Dataset records Start Marker

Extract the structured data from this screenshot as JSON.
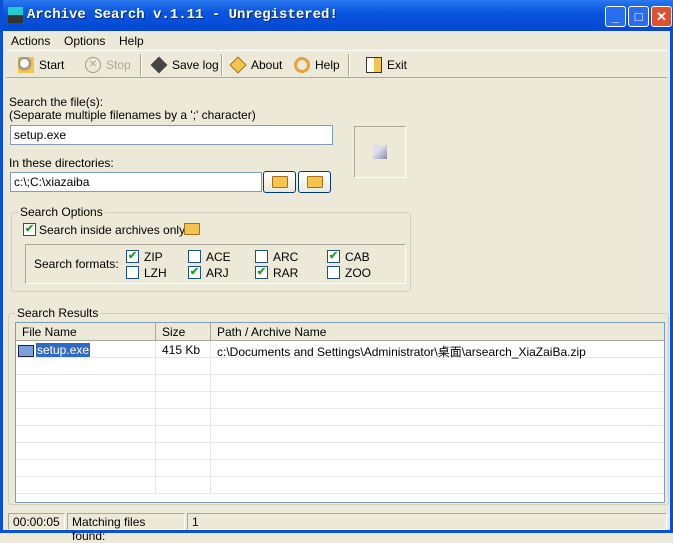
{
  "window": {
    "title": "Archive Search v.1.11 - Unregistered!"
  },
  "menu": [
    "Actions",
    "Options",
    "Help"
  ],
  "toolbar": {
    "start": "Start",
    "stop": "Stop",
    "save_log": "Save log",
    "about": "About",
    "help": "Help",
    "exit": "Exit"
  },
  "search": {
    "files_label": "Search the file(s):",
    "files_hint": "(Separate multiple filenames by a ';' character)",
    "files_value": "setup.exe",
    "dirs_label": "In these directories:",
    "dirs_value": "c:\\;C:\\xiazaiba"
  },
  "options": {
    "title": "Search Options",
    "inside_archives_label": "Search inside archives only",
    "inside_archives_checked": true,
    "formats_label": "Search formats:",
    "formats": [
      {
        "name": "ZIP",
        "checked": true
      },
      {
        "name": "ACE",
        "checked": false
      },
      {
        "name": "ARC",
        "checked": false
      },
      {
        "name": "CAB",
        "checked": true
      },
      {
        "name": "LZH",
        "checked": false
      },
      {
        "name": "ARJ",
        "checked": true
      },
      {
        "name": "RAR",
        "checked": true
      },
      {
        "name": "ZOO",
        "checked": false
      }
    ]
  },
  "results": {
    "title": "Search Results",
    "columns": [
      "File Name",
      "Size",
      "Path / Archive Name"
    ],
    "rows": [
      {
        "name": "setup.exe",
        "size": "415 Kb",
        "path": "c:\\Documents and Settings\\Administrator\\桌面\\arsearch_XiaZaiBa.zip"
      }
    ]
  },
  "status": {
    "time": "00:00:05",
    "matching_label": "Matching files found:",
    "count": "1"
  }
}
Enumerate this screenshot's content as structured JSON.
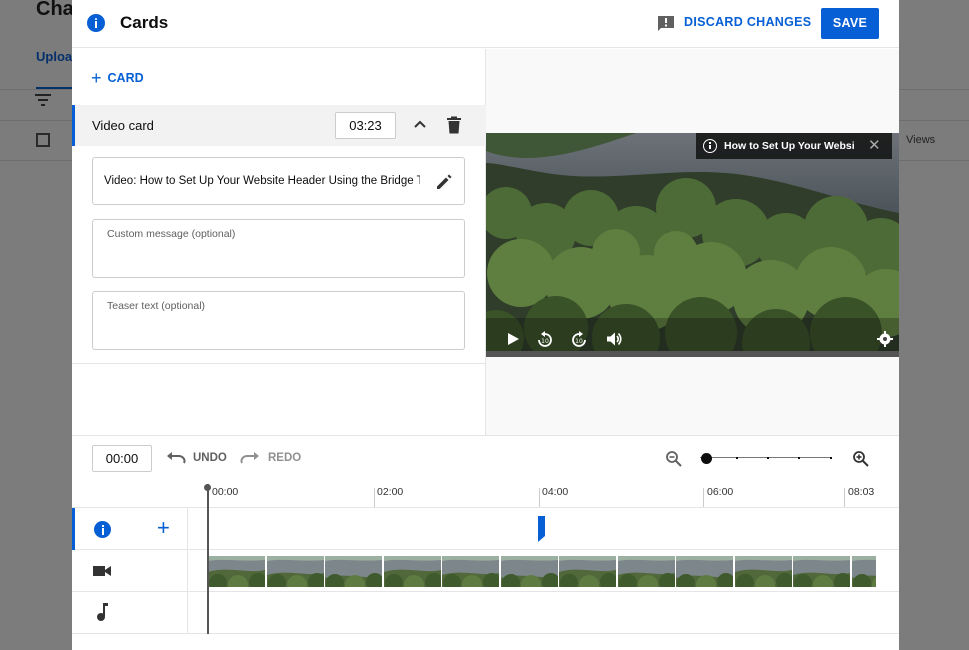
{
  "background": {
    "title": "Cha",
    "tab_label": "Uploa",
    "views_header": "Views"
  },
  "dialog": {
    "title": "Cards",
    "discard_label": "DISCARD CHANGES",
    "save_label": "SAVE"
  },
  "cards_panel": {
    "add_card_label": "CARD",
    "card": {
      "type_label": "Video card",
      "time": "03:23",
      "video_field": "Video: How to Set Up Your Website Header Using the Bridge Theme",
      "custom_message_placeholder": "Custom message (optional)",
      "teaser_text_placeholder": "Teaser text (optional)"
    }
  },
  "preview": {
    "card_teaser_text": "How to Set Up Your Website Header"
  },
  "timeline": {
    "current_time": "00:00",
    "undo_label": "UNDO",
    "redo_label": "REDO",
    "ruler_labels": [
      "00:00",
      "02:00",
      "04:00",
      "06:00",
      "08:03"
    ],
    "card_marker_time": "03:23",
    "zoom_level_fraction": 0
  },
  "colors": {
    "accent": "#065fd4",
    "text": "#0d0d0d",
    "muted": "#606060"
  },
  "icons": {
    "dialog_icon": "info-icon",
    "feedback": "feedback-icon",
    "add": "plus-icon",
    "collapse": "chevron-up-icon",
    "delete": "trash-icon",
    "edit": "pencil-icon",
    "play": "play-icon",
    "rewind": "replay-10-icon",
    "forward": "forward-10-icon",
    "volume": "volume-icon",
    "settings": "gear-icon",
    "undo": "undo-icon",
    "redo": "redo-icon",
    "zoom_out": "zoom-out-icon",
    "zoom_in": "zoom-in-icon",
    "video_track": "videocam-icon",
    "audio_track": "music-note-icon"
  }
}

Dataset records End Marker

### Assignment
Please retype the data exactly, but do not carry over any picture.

### Task response
Extract the structured data from this screenshot as JSON.
{
  "window": {
    "title": "Archive Search v.1.11 - Unregistered!"
  },
  "menu": [
    "Actions",
    "Options",
    "Help"
  ],
  "toolbar": {
    "start": "Start",
    "stop": "Stop",
    "save_log": "Save log",
    "about": "About",
    "help": "Help",
    "exit": "Exit"
  },
  "search": {
    "files_label": "Search the file(s):",
    "files_hint": "(Separate multiple filenames by a ';' character)",
    "files_value": "setup.exe",
    "dirs_label": "In these directories:",
    "dirs_value": "c:\\;C:\\xiazaiba"
  },
  "options": {
    "title": "Search Options",
    "inside_archives_label": "Search inside archives only",
    "inside_archives_checked": true,
    "formats_label": "Search formats:",
    "formats": [
      {
        "name": "ZIP",
        "checked": true
      },
      {
        "name": "ACE",
        "checked": false
      },
      {
        "name": "ARC",
        "checked": false
      },
      {
        "name": "CAB",
        "checked": true
      },
      {
        "name": "LZH",
        "checked": false
      },
      {
        "name": "ARJ",
        "checked": true
      },
      {
        "name": "RAR",
        "checked": true
      },
      {
        "name": "ZOO",
        "checked": false
      }
    ]
  },
  "results": {
    "title": "Search Results",
    "columns": [
      "File Name",
      "Size",
      "Path / Archive Name"
    ],
    "rows": [
      {
        "name": "setup.exe",
        "size": "415 Kb",
        "path": "c:\\Documents and Settings\\Administrator\\桌面\\arsearch_XiaZaiBa.zip"
      }
    ]
  },
  "status": {
    "time": "00:00:05",
    "matching_label": "Matching files found:",
    "count": "1"
  }
}
Enumerate this screenshot's content as structured JSON.
{
  "background": {
    "title": "Cha",
    "tab_label": "Uploa",
    "views_header": "Views"
  },
  "dialog": {
    "title": "Cards",
    "discard_label": "DISCARD CHANGES",
    "save_label": "SAVE"
  },
  "cards_panel": {
    "add_card_label": "CARD",
    "card": {
      "type_label": "Video card",
      "time": "03:23",
      "video_field": "Video: How to Set Up Your Website Header Using the Bridge Theme",
      "custom_message_placeholder": "Custom message (optional)",
      "teaser_text_placeholder": "Teaser text (optional)"
    }
  },
  "preview": {
    "card_teaser_text": "How to Set Up Your Website Header"
  },
  "timeline": {
    "current_time": "00:00",
    "undo_label": "UNDO",
    "redo_label": "REDO",
    "ruler_labels": [
      "00:00",
      "02:00",
      "04:00",
      "06:00",
      "08:03"
    ],
    "card_marker_time": "03:23",
    "zoom_level_fraction": 0
  },
  "colors": {
    "accent": "#065fd4",
    "text": "#0d0d0d",
    "muted": "#606060"
  },
  "icons": {
    "dialog_icon": "info-icon",
    "feedback": "feedback-icon",
    "add": "plus-icon",
    "collapse": "chevron-up-icon",
    "delete": "trash-icon",
    "edit": "pencil-icon",
    "play": "play-icon",
    "rewind": "replay-10-icon",
    "forward": "forward-10-icon",
    "volume": "volume-icon",
    "settings": "gear-icon",
    "undo": "undo-icon",
    "redo": "redo-icon",
    "zoom_out": "zoom-out-icon",
    "zoom_in": "zoom-in-icon",
    "video_track": "videocam-icon",
    "audio_track": "music-note-icon"
  }
}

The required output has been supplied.